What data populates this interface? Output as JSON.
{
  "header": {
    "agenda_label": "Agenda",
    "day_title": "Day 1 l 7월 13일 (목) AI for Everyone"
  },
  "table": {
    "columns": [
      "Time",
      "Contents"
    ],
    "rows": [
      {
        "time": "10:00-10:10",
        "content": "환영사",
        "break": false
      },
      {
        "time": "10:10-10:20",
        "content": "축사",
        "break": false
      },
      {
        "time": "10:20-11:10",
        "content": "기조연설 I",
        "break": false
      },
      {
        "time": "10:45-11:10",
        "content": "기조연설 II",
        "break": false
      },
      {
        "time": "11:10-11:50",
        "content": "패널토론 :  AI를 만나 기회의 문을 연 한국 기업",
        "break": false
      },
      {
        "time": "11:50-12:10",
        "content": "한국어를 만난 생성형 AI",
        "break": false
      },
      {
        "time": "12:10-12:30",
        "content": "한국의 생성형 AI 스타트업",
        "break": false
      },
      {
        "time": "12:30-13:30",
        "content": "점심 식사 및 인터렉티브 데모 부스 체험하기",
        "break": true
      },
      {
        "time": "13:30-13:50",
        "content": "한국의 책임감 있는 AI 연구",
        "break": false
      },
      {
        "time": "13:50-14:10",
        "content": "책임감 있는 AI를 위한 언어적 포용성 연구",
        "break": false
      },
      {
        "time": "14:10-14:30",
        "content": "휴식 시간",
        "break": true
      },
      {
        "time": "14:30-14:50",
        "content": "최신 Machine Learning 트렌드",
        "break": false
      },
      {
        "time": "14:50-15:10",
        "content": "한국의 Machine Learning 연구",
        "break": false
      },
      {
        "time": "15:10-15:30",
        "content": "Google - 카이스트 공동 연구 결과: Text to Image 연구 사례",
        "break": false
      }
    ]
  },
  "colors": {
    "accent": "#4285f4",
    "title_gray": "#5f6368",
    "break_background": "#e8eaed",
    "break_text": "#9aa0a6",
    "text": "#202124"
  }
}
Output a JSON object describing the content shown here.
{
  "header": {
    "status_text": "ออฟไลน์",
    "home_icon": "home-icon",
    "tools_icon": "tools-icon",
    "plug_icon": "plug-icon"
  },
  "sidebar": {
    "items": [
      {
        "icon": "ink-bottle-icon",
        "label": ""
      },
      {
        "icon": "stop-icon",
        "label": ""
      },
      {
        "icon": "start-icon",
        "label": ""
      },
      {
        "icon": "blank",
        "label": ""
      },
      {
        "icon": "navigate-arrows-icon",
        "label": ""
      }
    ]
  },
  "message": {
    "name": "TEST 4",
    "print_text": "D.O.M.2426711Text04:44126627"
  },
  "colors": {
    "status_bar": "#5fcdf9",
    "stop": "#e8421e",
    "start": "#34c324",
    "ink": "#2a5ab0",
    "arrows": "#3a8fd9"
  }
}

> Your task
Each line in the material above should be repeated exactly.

> Exercise result
What data populates this interface? Output as JSON.
{
  "header": {
    "agenda_label": "Agenda",
    "day_title": "Day 1 l 7월 13일 (목) AI for Everyone"
  },
  "table": {
    "columns": [
      "Time",
      "Contents"
    ],
    "rows": [
      {
        "time": "10:00-10:10",
        "content": "환영사",
        "break": false
      },
      {
        "time": "10:10-10:20",
        "content": "축사",
        "break": false
      },
      {
        "time": "10:20-11:10",
        "content": "기조연설 I",
        "break": false
      },
      {
        "time": "10:45-11:10",
        "content": "기조연설 II",
        "break": false
      },
      {
        "time": "11:10-11:50",
        "content": "패널토론 :  AI를 만나 기회의 문을 연 한국 기업",
        "break": false
      },
      {
        "time": "11:50-12:10",
        "content": "한국어를 만난 생성형 AI",
        "break": false
      },
      {
        "time": "12:10-12:30",
        "content": "한국의 생성형 AI 스타트업",
        "break": false
      },
      {
        "time": "12:30-13:30",
        "content": "점심 식사 및 인터렉티브 데모 부스 체험하기",
        "break": true
      },
      {
        "time": "13:30-13:50",
        "content": "한국의 책임감 있는 AI 연구",
        "break": false
      },
      {
        "time": "13:50-14:10",
        "content": "책임감 있는 AI를 위한 언어적 포용성 연구",
        "break": false
      },
      {
        "time": "14:10-14:30",
        "content": "휴식 시간",
        "break": true
      },
      {
        "time": "14:30-14:50",
        "content": "최신 Machine Learning 트렌드",
        "break": false
      },
      {
        "time": "14:50-15:10",
        "content": "한국의 Machine Learning 연구",
        "break": false
      },
      {
        "time": "15:10-15:30",
        "content": "Google - 카이스트 공동 연구 결과: Text to Image 연구 사례",
        "break": false
      }
    ]
  },
  "colors": {
    "accent": "#4285f4",
    "title_gray": "#5f6368",
    "break_background": "#e8eaed",
    "break_text": "#9aa0a6",
    "text": "#202124"
  }
}
Output a JSON object describing the content shown here.
{
  "header": {
    "status_text": "ออฟไลน์",
    "home_icon": "home-icon",
    "tools_icon": "tools-icon",
    "plug_icon": "plug-icon"
  },
  "sidebar": {
    "items": [
      {
        "icon": "ink-bottle-icon",
        "label": ""
      },
      {
        "icon": "stop-icon",
        "label": ""
      },
      {
        "icon": "start-icon",
        "label": ""
      },
      {
        "icon": "blank",
        "label": ""
      },
      {
        "icon": "navigate-arrows-icon",
        "label": ""
      }
    ]
  },
  "message": {
    "name": "TEST 4",
    "print_text": "D.O.M.2426711Text04:44126627"
  },
  "colors": {
    "status_bar": "#5fcdf9",
    "stop": "#e8421e",
    "start": "#34c324",
    "ink": "#2a5ab0",
    "arrows": "#3a8fd9"
  }
}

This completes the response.